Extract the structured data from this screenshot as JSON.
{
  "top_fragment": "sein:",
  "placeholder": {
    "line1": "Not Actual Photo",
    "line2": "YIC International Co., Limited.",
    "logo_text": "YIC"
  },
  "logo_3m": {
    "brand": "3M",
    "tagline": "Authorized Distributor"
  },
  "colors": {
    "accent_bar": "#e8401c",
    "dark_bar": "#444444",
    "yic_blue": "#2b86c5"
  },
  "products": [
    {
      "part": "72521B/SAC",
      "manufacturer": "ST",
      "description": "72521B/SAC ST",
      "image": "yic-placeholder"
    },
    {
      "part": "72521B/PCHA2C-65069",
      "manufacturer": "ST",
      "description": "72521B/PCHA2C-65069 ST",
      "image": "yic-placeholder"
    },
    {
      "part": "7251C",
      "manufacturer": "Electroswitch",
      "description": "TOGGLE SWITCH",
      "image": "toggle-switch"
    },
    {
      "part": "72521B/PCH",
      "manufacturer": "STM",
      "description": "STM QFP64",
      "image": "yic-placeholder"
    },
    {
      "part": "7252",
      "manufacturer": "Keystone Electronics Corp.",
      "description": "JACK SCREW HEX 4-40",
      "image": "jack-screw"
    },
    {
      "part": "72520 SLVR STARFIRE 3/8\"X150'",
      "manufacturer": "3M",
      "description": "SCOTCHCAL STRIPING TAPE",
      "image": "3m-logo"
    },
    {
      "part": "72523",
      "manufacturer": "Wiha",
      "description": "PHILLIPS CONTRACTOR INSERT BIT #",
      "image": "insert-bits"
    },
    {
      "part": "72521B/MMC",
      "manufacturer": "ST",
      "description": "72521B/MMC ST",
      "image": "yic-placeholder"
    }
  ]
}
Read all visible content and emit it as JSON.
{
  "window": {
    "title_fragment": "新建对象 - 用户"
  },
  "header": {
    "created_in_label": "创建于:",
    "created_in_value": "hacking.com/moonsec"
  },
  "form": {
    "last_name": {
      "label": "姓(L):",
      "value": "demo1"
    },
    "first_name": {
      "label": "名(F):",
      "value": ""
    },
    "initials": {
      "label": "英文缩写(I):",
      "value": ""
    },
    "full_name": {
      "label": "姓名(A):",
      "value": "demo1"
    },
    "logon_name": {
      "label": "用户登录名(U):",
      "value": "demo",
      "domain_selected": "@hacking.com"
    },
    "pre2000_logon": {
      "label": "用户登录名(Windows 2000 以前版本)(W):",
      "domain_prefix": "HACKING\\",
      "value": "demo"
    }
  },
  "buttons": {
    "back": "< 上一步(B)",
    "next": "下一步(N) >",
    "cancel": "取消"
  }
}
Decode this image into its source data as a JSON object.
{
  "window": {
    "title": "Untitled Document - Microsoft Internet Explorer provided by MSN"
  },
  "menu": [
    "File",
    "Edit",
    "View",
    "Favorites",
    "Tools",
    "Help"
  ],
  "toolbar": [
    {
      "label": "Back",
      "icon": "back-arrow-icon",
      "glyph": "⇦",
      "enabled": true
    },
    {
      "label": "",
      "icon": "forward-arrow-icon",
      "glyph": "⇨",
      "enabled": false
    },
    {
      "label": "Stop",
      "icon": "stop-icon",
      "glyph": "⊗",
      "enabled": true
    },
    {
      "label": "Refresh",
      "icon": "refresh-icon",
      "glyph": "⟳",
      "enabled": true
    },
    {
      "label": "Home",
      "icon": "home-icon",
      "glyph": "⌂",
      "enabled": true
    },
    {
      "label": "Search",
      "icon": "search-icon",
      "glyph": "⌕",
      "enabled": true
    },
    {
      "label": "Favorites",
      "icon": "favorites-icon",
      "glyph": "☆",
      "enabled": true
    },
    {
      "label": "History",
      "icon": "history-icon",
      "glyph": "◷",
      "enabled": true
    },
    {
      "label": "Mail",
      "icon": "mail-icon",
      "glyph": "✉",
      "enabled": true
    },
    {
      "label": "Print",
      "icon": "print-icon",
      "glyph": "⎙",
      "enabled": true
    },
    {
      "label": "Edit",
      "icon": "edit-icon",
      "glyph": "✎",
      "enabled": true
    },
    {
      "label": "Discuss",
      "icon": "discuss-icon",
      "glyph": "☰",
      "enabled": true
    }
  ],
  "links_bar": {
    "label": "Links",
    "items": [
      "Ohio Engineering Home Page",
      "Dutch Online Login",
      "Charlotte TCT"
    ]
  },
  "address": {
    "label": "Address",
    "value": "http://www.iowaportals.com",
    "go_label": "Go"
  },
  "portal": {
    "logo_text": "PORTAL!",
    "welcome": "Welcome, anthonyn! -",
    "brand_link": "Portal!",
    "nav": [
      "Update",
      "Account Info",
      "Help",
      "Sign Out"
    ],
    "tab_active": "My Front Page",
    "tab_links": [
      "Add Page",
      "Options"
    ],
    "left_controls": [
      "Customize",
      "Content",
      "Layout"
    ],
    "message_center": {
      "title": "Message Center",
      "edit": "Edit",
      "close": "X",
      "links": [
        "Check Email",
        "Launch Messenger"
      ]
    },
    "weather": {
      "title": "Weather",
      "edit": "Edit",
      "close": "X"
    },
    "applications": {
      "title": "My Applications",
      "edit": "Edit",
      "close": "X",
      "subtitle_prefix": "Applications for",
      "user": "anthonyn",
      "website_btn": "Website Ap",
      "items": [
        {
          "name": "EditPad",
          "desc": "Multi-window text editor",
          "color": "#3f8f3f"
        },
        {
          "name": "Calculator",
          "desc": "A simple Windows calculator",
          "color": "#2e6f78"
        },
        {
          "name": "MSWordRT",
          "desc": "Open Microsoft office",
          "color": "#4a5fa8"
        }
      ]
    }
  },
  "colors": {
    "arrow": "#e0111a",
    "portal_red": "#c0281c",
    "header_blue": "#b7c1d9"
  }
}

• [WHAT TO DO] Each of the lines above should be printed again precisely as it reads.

• [RESULT OF THIS EXERCISE]
Extract the structured data from this screenshot as JSON.
{
  "top_fragment": "sein:",
  "placeholder": {
    "line1": "Not Actual Photo",
    "line2": "YIC International Co., Limited.",
    "logo_text": "YIC"
  },
  "logo_3m": {
    "brand": "3M",
    "tagline": "Authorized Distributor"
  },
  "colors": {
    "accent_bar": "#e8401c",
    "dark_bar": "#444444",
    "yic_blue": "#2b86c5"
  },
  "products": [
    {
      "part": "72521B/SAC",
      "manufacturer": "ST",
      "description": "72521B/SAC ST",
      "image": "yic-placeholder"
    },
    {
      "part": "72521B/PCHA2C-65069",
      "manufacturer": "ST",
      "description": "72521B/PCHA2C-65069 ST",
      "image": "yic-placeholder"
    },
    {
      "part": "7251C",
      "manufacturer": "Electroswitch",
      "description": "TOGGLE SWITCH",
      "image": "toggle-switch"
    },
    {
      "part": "72521B/PCH",
      "manufacturer": "STM",
      "description": "STM QFP64",
      "image": "yic-placeholder"
    },
    {
      "part": "7252",
      "manufacturer": "Keystone Electronics Corp.",
      "description": "JACK SCREW HEX 4-40",
      "image": "jack-screw"
    },
    {
      "part": "72520 SLVR STARFIRE 3/8\"X150'",
      "manufacturer": "3M",
      "description": "SCOTCHCAL STRIPING TAPE",
      "image": "3m-logo"
    },
    {
      "part": "72523",
      "manufacturer": "Wiha",
      "description": "PHILLIPS CONTRACTOR INSERT BIT #",
      "image": "insert-bits"
    },
    {
      "part": "72521B/MMC",
      "manufacturer": "ST",
      "description": "72521B/MMC ST",
      "image": "yic-placeholder"
    }
  ]
}
Read all visible content and emit it as JSON.
{
  "window": {
    "title_fragment": "新建对象 - 用户"
  },
  "header": {
    "created_in_label": "创建于:",
    "created_in_value": "hacking.com/moonsec"
  },
  "form": {
    "last_name": {
      "label": "姓(L):",
      "value": "demo1"
    },
    "first_name": {
      "label": "名(F):",
      "value": ""
    },
    "initials": {
      "label": "英文缩写(I):",
      "value": ""
    },
    "full_name": {
      "label": "姓名(A):",
      "value": "demo1"
    },
    "logon_name": {
      "label": "用户登录名(U):",
      "value": "demo",
      "domain_selected": "@hacking.com"
    },
    "pre2000_logon": {
      "label": "用户登录名(Windows 2000 以前版本)(W):",
      "domain_prefix": "HACKING\\",
      "value": "demo"
    }
  },
  "buttons": {
    "back": "< 上一步(B)",
    "next": "下一步(N) >",
    "cancel": "取消"
  }
}
Decode this image into its source data as a JSON object.
{
  "window": {
    "title": "Untitled Document - Microsoft Internet Explorer provided by MSN"
  },
  "menu": [
    "File",
    "Edit",
    "View",
    "Favorites",
    "Tools",
    "Help"
  ],
  "toolbar": [
    {
      "label": "Back",
      "icon": "back-arrow-icon",
      "glyph": "⇦",
      "enabled": true
    },
    {
      "label": "",
      "icon": "forward-arrow-icon",
      "glyph": "⇨",
      "enabled": false
    },
    {
      "label": "Stop",
      "icon": "stop-icon",
      "glyph": "⊗",
      "enabled": true
    },
    {
      "label": "Refresh",
      "icon": "refresh-icon",
      "glyph": "⟳",
      "enabled": true
    },
    {
      "label": "Home",
      "icon": "home-icon",
      "glyph": "⌂",
      "enabled": true
    },
    {
      "label": "Search",
      "icon": "search-icon",
      "glyph": "⌕",
      "enabled": true
    },
    {
      "label": "Favorites",
      "icon": "favorites-icon",
      "glyph": "☆",
      "enabled": true
    },
    {
      "label": "History",
      "icon": "history-icon",
      "glyph": "◷",
      "enabled": true
    },
    {
      "label": "Mail",
      "icon": "mail-icon",
      "glyph": "✉",
      "enabled": true
    },
    {
      "label": "Print",
      "icon": "print-icon",
      "glyph": "⎙",
      "enabled": true
    },
    {
      "label": "Edit",
      "icon": "edit-icon",
      "glyph": "✎",
      "enabled": true
    },
    {
      "label": "Discuss",
      "icon": "discuss-icon",
      "glyph": "☰",
      "enabled": true
    }
  ],
  "links_bar": {
    "label": "Links",
    "items": [
      "Ohio Engineering Home Page",
      "Dutch Online Login",
      "Charlotte TCT"
    ]
  },
  "address": {
    "label": "Address",
    "value": "http://www.iowaportals.com",
    "go_label": "Go"
  },
  "portal": {
    "logo_text": "PORTAL!",
    "welcome": "Welcome, anthonyn! -",
    "brand_link": "Portal!",
    "nav": [
      "Update",
      "Account Info",
      "Help",
      "Sign Out"
    ],
    "tab_active": "My Front Page",
    "tab_links": [
      "Add Page",
      "Options"
    ],
    "left_controls": [
      "Customize",
      "Content",
      "Layout"
    ],
    "message_center": {
      "title": "Message Center",
      "edit": "Edit",
      "close": "X",
      "links": [
        "Check Email",
        "Launch Messenger"
      ]
    },
    "weather": {
      "title": "Weather",
      "edit": "Edit",
      "close": "X"
    },
    "applications": {
      "title": "My Applications",
      "edit": "Edit",
      "close": "X",
      "subtitle_prefix": "Applications for",
      "user": "anthonyn",
      "website_btn": "Website Ap",
      "items": [
        {
          "name": "EditPad",
          "desc": "Multi-window text editor",
          "color": "#3f8f3f"
        },
        {
          "name": "Calculator",
          "desc": "A simple Windows calculator",
          "color": "#2e6f78"
        },
        {
          "name": "MSWordRT",
          "desc": "Open Microsoft office",
          "color": "#4a5fa8"
        }
      ]
    }
  },
  "colors": {
    "arrow": "#e0111a",
    "portal_red": "#c0281c",
    "header_blue": "#b7c1d9"
  }
}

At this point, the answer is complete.